The latest “argument” against the passage of Proposition 8 has come out this week in the form of sarcasm. They’re hoping that you would think their argument is absurd, outlawing divorce due to the “sanctity of marriage” and to protect children and the sacred institution of marriage. The “gotcha” comes when they reveal they are using the words used in the Yes on 8 campaign against gay marriage.
For the anti Prop. 8 crowd who are trumpeting this call against what they would like to call hypocrisy, I would ask why the majority of that very same crowd can justify so cavalierly the ending of an innocent life, yet they picket outside San Quentin when mass murderers are put to death for their crimes, or live in trees for months on end so they won’t be cut down for the sake of development. A tree!
You see? The “hypocrisy” thing goes both ways.
But let me say this. We have to admit that our culture has asked for this. The divorce rate is astronomical. I could write a book on why, and how to avoid the pitfalls. As a single guy who has never married, I’m not sure that book would sell. But it is beyond debate that marriages are under assault. Not only from the outside, but from within.
Many people I know have endured divorce. In most cases, I have to say they made the right decisions in getting out of their abusive and damaging relationships. However, I have heard many of those very same people admit that they saw signs before the wedding day of the very things which eventually destroyed the relationships.
Believe me, I hate being alone. And I’m scared to live the rest of my life alone, and to die alone. My parents are each approaching their mid 70s, and both have health issues which are in varying degrees of seriousness. I can’t imagine either one of them without the other. I don’t want to be in my 70s and alone. Heck, I’m not enjoying be in my 40s and being alone. But despite my fear of that, I fear more the concept of being in a marriage which was practically doomed before it began.

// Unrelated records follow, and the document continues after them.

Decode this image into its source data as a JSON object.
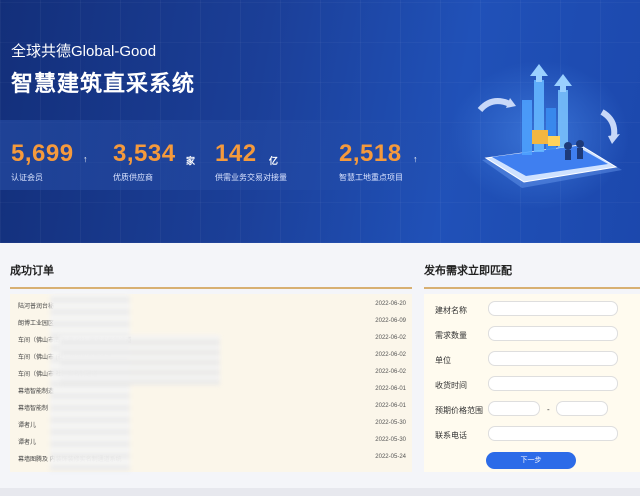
{
  "hero": {
    "subtitle": "全球共德Global-Good",
    "title": "智慧建筑直采系统"
  },
  "stats": [
    {
      "value": "5,699",
      "unit": "↑",
      "label": "认证会员"
    },
    {
      "value": "3,534",
      "unit": "家",
      "label": "优质供应商"
    },
    {
      "value": "142",
      "unit": "亿",
      "label": "供需业务交易对接量"
    },
    {
      "value": "2,518",
      "unit": "↑",
      "label": "智慧工地重点项目"
    }
  ],
  "orders": {
    "title": "成功订单",
    "rows": [
      {
        "text": "陆河普润台秘",
        "date": "2022-06-20"
      },
      {
        "text": "朗博工业园区",
        "date": "2022-06-09"
      },
      {
        "text": "车间（佛山市南                              东莞                    (社）需求实名制通道",
        "date": "2022-06-02"
      },
      {
        "text": "车间（佛山市                                                   (社）需求实名制通道",
        "date": "2022-06-02"
      },
      {
        "text": "车间（佛山市                                  社）实名制通道",
        "date": "2022-06-02"
      },
      {
        "text": "幕墙智能制造",
        "date": "2022-06-01"
      },
      {
        "text": "幕墙智能制                               ",
        "date": "2022-06-01"
      },
      {
        "text": "谭者儿",
        "date": "2022-05-30"
      },
      {
        "text": "谭者儿",
        "date": "2022-05-30"
      },
      {
        "text": "幕墙图腾及                                                       内装饰装修实名制通道系统",
        "date": "2022-05-24"
      }
    ]
  },
  "form": {
    "title": "发布需求立即匹配",
    "fields": [
      {
        "label": "建材名称",
        "value": ""
      },
      {
        "label": "需求数量",
        "value": ""
      },
      {
        "label": "单位",
        "value": ""
      },
      {
        "label": "收货时间",
        "value": ""
      }
    ],
    "price_label": "预期价格范围",
    "price_sep": "-",
    "phone_label": "联系电话",
    "next_button": "下一步"
  },
  "colors": {
    "accent_orange": "#f59a3c",
    "primary_blue": "#2c6be8",
    "divider_gold": "#d8b072"
  }
}
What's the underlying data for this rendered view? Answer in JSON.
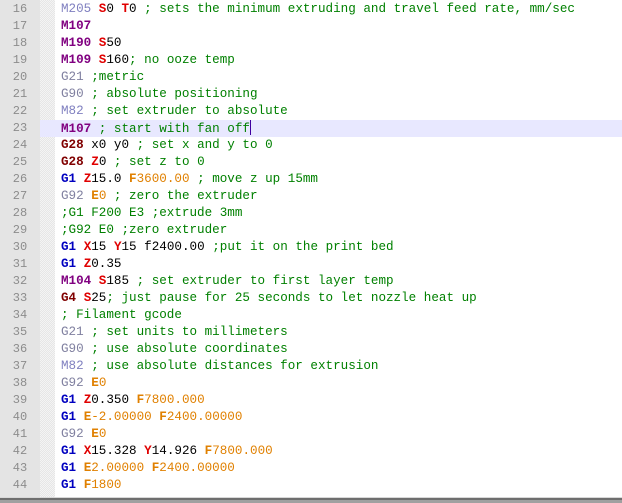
{
  "editor": {
    "language": "G-code",
    "current_line": 23,
    "caret_after_text": "M107 ; start with fan off",
    "colors": {
      "current_line_bg": "#e8e8ff",
      "gutter_bg": "#e4e4e4",
      "mcode": "#800080",
      "gcode_g1": "#0000c0",
      "gcode_dark": "#800000",
      "gcode_light": "#8080a0",
      "axis_letter": "#e00000",
      "e_f_param": "#e08000",
      "comment": "#008000"
    },
    "lines": [
      {
        "n": "16",
        "tokens": [
          [
            "t-mcode-lite",
            "M205"
          ],
          [
            "t-plain",
            " "
          ],
          [
            "t-axis",
            "S"
          ],
          [
            "t-num",
            "0"
          ],
          [
            "t-plain",
            " "
          ],
          [
            "t-axis",
            "T"
          ],
          [
            "t-num",
            "0"
          ],
          [
            "t-comment",
            " ; sets the minimum extruding and travel feed rate, mm/sec"
          ]
        ]
      },
      {
        "n": "17",
        "tokens": [
          [
            "t-mcode",
            "M107"
          ]
        ]
      },
      {
        "n": "18",
        "tokens": [
          [
            "t-mcode",
            "M190"
          ],
          [
            "t-plain",
            " "
          ],
          [
            "t-axis",
            "S"
          ],
          [
            "t-num",
            "50"
          ]
        ]
      },
      {
        "n": "19",
        "tokens": [
          [
            "t-mcode",
            "M109"
          ],
          [
            "t-plain",
            " "
          ],
          [
            "t-axis",
            "S"
          ],
          [
            "t-num",
            "160"
          ],
          [
            "t-comment",
            "; no ooze temp"
          ]
        ]
      },
      {
        "n": "20",
        "tokens": [
          [
            "t-glite",
            "G21"
          ],
          [
            "t-comment",
            " ;metric"
          ]
        ]
      },
      {
        "n": "21",
        "tokens": [
          [
            "t-glite",
            "G90"
          ],
          [
            "t-comment",
            " ; absolute positioning"
          ]
        ]
      },
      {
        "n": "22",
        "tokens": [
          [
            "t-mcode-lite",
            "M82"
          ],
          [
            "t-comment",
            " ; set extruder to absolute"
          ]
        ]
      },
      {
        "n": "23",
        "tokens": [
          [
            "t-mcode",
            "M107"
          ],
          [
            "t-comment",
            " ; start with fan off"
          ]
        ],
        "current": true
      },
      {
        "n": "24",
        "tokens": [
          [
            "t-gdark",
            "G28"
          ],
          [
            "t-plain",
            " x0 y0"
          ],
          [
            "t-comment",
            " ; set x and y to 0"
          ]
        ]
      },
      {
        "n": "25",
        "tokens": [
          [
            "t-gdark",
            "G28"
          ],
          [
            "t-plain",
            " "
          ],
          [
            "t-axis",
            "Z"
          ],
          [
            "t-num",
            "0"
          ],
          [
            "t-comment",
            " ; set z to 0"
          ]
        ]
      },
      {
        "n": "26",
        "tokens": [
          [
            "t-g1",
            "G1"
          ],
          [
            "t-plain",
            " "
          ],
          [
            "t-axis",
            "Z"
          ],
          [
            "t-num",
            "15.0"
          ],
          [
            "t-plain",
            " "
          ],
          [
            "t-ef",
            "F"
          ],
          [
            "t-efnum",
            "3600.00"
          ],
          [
            "t-comment",
            " ; move z up 15mm"
          ]
        ]
      },
      {
        "n": "27",
        "tokens": [
          [
            "t-glite",
            "G92"
          ],
          [
            "t-plain",
            " "
          ],
          [
            "t-ef",
            "E"
          ],
          [
            "t-efnum",
            "0"
          ],
          [
            "t-comment",
            " ; zero the extruder"
          ]
        ]
      },
      {
        "n": "28",
        "tokens": [
          [
            "t-comment",
            ";G1 F200 E3 ;extrude 3mm"
          ]
        ]
      },
      {
        "n": "29",
        "tokens": [
          [
            "t-comment",
            ";G92 E0 ;zero extruder"
          ]
        ]
      },
      {
        "n": "30",
        "tokens": [
          [
            "t-g1",
            "G1"
          ],
          [
            "t-plain",
            " "
          ],
          [
            "t-axis",
            "X"
          ],
          [
            "t-num",
            "15"
          ],
          [
            "t-plain",
            " "
          ],
          [
            "t-axis",
            "Y"
          ],
          [
            "t-num",
            "15"
          ],
          [
            "t-plain",
            " f2400.00"
          ],
          [
            "t-comment",
            " ;put it on the print bed"
          ]
        ]
      },
      {
        "n": "31",
        "tokens": [
          [
            "t-g1",
            "G1"
          ],
          [
            "t-plain",
            " "
          ],
          [
            "t-axis",
            "Z"
          ],
          [
            "t-num",
            "0.35"
          ]
        ]
      },
      {
        "n": "32",
        "tokens": [
          [
            "t-mcode",
            "M104"
          ],
          [
            "t-plain",
            " "
          ],
          [
            "t-axis",
            "S"
          ],
          [
            "t-num",
            "185"
          ],
          [
            "t-comment",
            " ; set extruder to first layer temp"
          ]
        ]
      },
      {
        "n": "33",
        "tokens": [
          [
            "t-gdark",
            "G4"
          ],
          [
            "t-plain",
            " "
          ],
          [
            "t-axis",
            "S"
          ],
          [
            "t-num",
            "25"
          ],
          [
            "t-comment",
            "; just pause for 25 seconds to let nozzle heat up"
          ]
        ]
      },
      {
        "n": "34",
        "tokens": [
          [
            "t-comment",
            "; Filament gcode"
          ]
        ]
      },
      {
        "n": "35",
        "tokens": [
          [
            "t-glite",
            "G21"
          ],
          [
            "t-comment",
            " ; set units to millimeters"
          ]
        ]
      },
      {
        "n": "36",
        "tokens": [
          [
            "t-glite",
            "G90"
          ],
          [
            "t-comment",
            " ; use absolute coordinates"
          ]
        ]
      },
      {
        "n": "37",
        "tokens": [
          [
            "t-mcode-lite",
            "M82"
          ],
          [
            "t-comment",
            " ; use absolute distances for extrusion"
          ]
        ]
      },
      {
        "n": "38",
        "tokens": [
          [
            "t-glite",
            "G92"
          ],
          [
            "t-plain",
            " "
          ],
          [
            "t-ef",
            "E"
          ],
          [
            "t-efnum",
            "0"
          ]
        ]
      },
      {
        "n": "39",
        "tokens": [
          [
            "t-g1",
            "G1"
          ],
          [
            "t-plain",
            " "
          ],
          [
            "t-axis",
            "Z"
          ],
          [
            "t-num",
            "0.350"
          ],
          [
            "t-plain",
            " "
          ],
          [
            "t-ef",
            "F"
          ],
          [
            "t-efnum",
            "7800.000"
          ]
        ]
      },
      {
        "n": "40",
        "tokens": [
          [
            "t-g1",
            "G1"
          ],
          [
            "t-plain",
            " "
          ],
          [
            "t-ef",
            "E"
          ],
          [
            "t-efnum",
            "-2.00000"
          ],
          [
            "t-plain",
            " "
          ],
          [
            "t-ef",
            "F"
          ],
          [
            "t-efnum",
            "2400.00000"
          ]
        ]
      },
      {
        "n": "41",
        "tokens": [
          [
            "t-glite",
            "G92"
          ],
          [
            "t-plain",
            " "
          ],
          [
            "t-ef",
            "E"
          ],
          [
            "t-efnum",
            "0"
          ]
        ]
      },
      {
        "n": "42",
        "tokens": [
          [
            "t-g1",
            "G1"
          ],
          [
            "t-plain",
            " "
          ],
          [
            "t-axis",
            "X"
          ],
          [
            "t-num",
            "15.328"
          ],
          [
            "t-plain",
            " "
          ],
          [
            "t-axis",
            "Y"
          ],
          [
            "t-num",
            "14.926"
          ],
          [
            "t-plain",
            " "
          ],
          [
            "t-ef",
            "F"
          ],
          [
            "t-efnum",
            "7800.000"
          ]
        ]
      },
      {
        "n": "43",
        "tokens": [
          [
            "t-g1",
            "G1"
          ],
          [
            "t-plain",
            " "
          ],
          [
            "t-ef",
            "E"
          ],
          [
            "t-efnum",
            "2.00000"
          ],
          [
            "t-plain",
            " "
          ],
          [
            "t-ef",
            "F"
          ],
          [
            "t-efnum",
            "2400.00000"
          ]
        ]
      },
      {
        "n": "44",
        "tokens": [
          [
            "t-g1",
            "G1"
          ],
          [
            "t-plain",
            " "
          ],
          [
            "t-ef",
            "F"
          ],
          [
            "t-efnum",
            "1800"
          ]
        ]
      }
    ]
  }
}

I originally had a much different ending to this post, but I’ve chosen to go a different direction after reviewing my Veteran’s Day post. It changed my mood about things, and thus, changed the tone in which I want to end this post. Whether or not you’re married is not the point I want to make. I would simply like to issue you the same challenge I’m giving myself. That we would live our lives consistently, not giving anyone room to make claims of inconsistencies in us. It’s wonderful to be politically active, particularly on issues which have a direct affect on the moral culture of our state and country. But let’s also declare war against the battle within. It’s one thing to stand on a street corner waving signs at passing cars. It’s another thing to take time and spend it with hurting people and loving them…when no one is looking. It’s another thing to do the right thing…when no one is looking.